1366 is an emergency call number for the victim of a domestic violence. It began its operation since 1983 and it is opened 24 hours a day. In Project 1366, Seungbok Roh used the picture of the body of battered women. When they were filing papers for a div
Seungbok Roh, 1366 Project 2020 Digital Achieve Pigment Print 240 x 708 in
description: Seyun Moon begins with research on the experience of objects or other people. Based on it, her aim is to show signs, objects, and invisible ideas that have become categorized into genders. She conducts researches and analyzes it into outcomes
Seyun Moon, Collected Anonymity 2015
Fear turns into anger, and a group with the same thoughts develops repulsion. Heejung Nam scrapped articles (1980~) which are corresponding to women’s rights. Many women have been dissatisfied with the situation from the past to the present till now. In o
Heejung Nam, Manifesto Two sided college 23.4 x 33.1 in
Dadaepo (meaning “big and wide port”), well known for its Rainbow Industrial Complex, is located on the outskirts of  Busan. The performers in this film are thirteen local women working at the Complex.  The 5 dance-film works were made in Busan, Osan, Dae
Youngjoo Cho, Floral Patterned Romance 2014 Single Channel Video 6mn 51sc

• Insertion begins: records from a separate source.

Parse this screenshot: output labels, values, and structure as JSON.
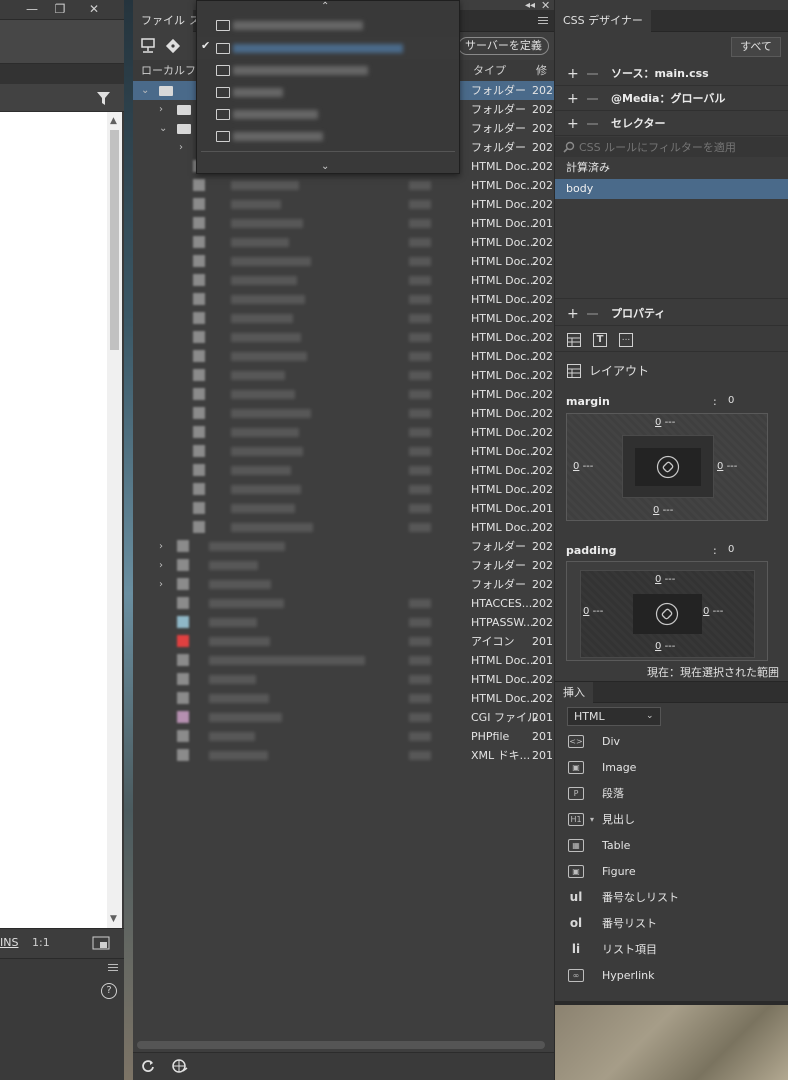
{
  "left_window": {
    "minimize": "—",
    "restore": "❐",
    "close": "✕",
    "status_ins": "INS",
    "status_zoom": "1:1",
    "help": "?"
  },
  "files_panel": {
    "tabs": {
      "file": "ファイル",
      "second": "ス"
    },
    "define_server": "サーバーを定義",
    "header_local": "ローカルファ",
    "header_type": "タイプ",
    "header_mod": "修",
    "rows": [
      {
        "type": "フォルダー",
        "mod": "202"
      },
      {
        "type": "フォルダー",
        "mod": "202"
      },
      {
        "type": "フォルダー",
        "mod": "202"
      },
      {
        "type": "フォルダー",
        "mod": "202"
      },
      {
        "type": "HTML Doc...",
        "mod": "202"
      },
      {
        "type": "HTML Doc...",
        "mod": "202"
      },
      {
        "type": "HTML Doc...",
        "mod": "202"
      },
      {
        "type": "HTML Doc...",
        "mod": "201"
      },
      {
        "type": "HTML Doc...",
        "mod": "202"
      },
      {
        "type": "HTML Doc...",
        "mod": "202"
      },
      {
        "type": "HTML Doc...",
        "mod": "202"
      },
      {
        "type": "HTML Doc...",
        "mod": "202"
      },
      {
        "type": "HTML Doc...",
        "mod": "202"
      },
      {
        "type": "HTML Doc...",
        "mod": "202"
      },
      {
        "type": "HTML Doc...",
        "mod": "202"
      },
      {
        "type": "HTML Doc...",
        "mod": "202"
      },
      {
        "type": "HTML Doc...",
        "mod": "202"
      },
      {
        "type": "HTML Doc...",
        "mod": "202"
      },
      {
        "type": "HTML Doc...",
        "mod": "202"
      },
      {
        "type": "HTML Doc...",
        "mod": "202"
      },
      {
        "type": "HTML Doc...",
        "mod": "202"
      },
      {
        "type": "HTML Doc...",
        "mod": "202"
      },
      {
        "type": "HTML Doc...",
        "mod": "201"
      },
      {
        "type": "HTML Doc...",
        "mod": "202"
      },
      {
        "type": "フォルダー",
        "mod": "202"
      },
      {
        "type": "フォルダー",
        "mod": "202"
      },
      {
        "type": "フォルダー",
        "mod": "202"
      },
      {
        "type": "HTACCES...",
        "mod": "202"
      },
      {
        "type": "HTPASSW...",
        "mod": "202"
      },
      {
        "type": "アイコン",
        "mod": "201"
      },
      {
        "type": "HTML Doc...",
        "mod": "201"
      },
      {
        "type": "HTML Doc...",
        "mod": "202"
      },
      {
        "type": "HTML Doc...",
        "mod": "202"
      },
      {
        "type": "CGI ファイル",
        "mod": "201"
      },
      {
        "type": "PHPfile",
        "mod": "201"
      },
      {
        "type": "XML ドキ...",
        "mod": "201"
      }
    ]
  },
  "css_designer": {
    "title": "CSS デザイナー",
    "all_button": "すべて",
    "source_label": "ソース：main.css",
    "media_label": "@Media：グローバル",
    "selector_label": "セレクター",
    "filter_placeholder": "CSS ルールにフィルターを適用",
    "computed": "計算済み",
    "selected_rule": "body",
    "properties_label": "プロパティ",
    "layout_label": "レイアウト",
    "margin_label": "margin",
    "margin_colon": ":",
    "margin_value": "0",
    "padding_label": "padding",
    "padding_colon": ":",
    "padding_value": "0",
    "zero": "0",
    "dash": "---",
    "status_text": "現在：現在選択された範囲",
    "accent": "#4a6a8a"
  },
  "insert_panel": {
    "tab": "挿入",
    "category": "HTML",
    "items": [
      {
        "icon": "div-icon",
        "glyph": "<>",
        "label": "Div"
      },
      {
        "icon": "image-icon",
        "glyph": "▣",
        "label": "Image"
      },
      {
        "icon": "paragraph-icon",
        "glyph": "P",
        "label": "段落"
      },
      {
        "icon": "heading-icon",
        "glyph": "H1",
        "label": "見出し"
      },
      {
        "icon": "table-icon",
        "glyph": "▦",
        "label": "Table"
      },
      {
        "icon": "figure-icon",
        "glyph": "▣",
        "label": "Figure"
      },
      {
        "icon": "ul-icon",
        "glyph": "ul",
        "label": "番号なしリスト"
      },
      {
        "icon": "ol-icon",
        "glyph": "ol",
        "label": "番号リスト"
      },
      {
        "icon": "li-icon",
        "glyph": "li",
        "label": "リスト項目"
      },
      {
        "icon": "hyperlink-icon",
        "glyph": "∞",
        "label": "Hyperlink"
      }
    ]
  }
}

Feminism in Korea only really began to take root as a radical movement in the 1980s, and it remains controversial in public discourse. However, in just the past few years, the women's movement in Korea has grown into a sizable online community thanks to social networking sites. It has also manifested in public actions and demonstrations, particularly in response to the #MeToo movement.

Since I know these difficulties for Korean women to be the feminist, as a curator I’m holding a feminism show for the Korean women artists. I’m building this ‘Safe House’ for them to speak their aims.

Featured Artists:

  • Heejung Nam
  • Youngjoo Cho
  • Sunwoo Jung
  • Gyeongyeon Kim
  • Kyuwon Kim
  • Seyun Moon
  • Seungbok Roh

With Safe House, audiences will have a chance to experience both new and familiar concepts. Korean audiences will grapple with a concept of feminism that has only recently surfaced in daily life, but that nonetheless reflects familiar aspects of Korean culture. American or other non-Korean audiences will learn about Korean culture and attempt to reconcile familiar feminist concepts with the values of a foreign society. This will ultimately provide opportunities for cross-cultural exchanges. Finally, the show will introduce American audiences to a multigenerational group of contemporary Korean artists working in a variety of mediums.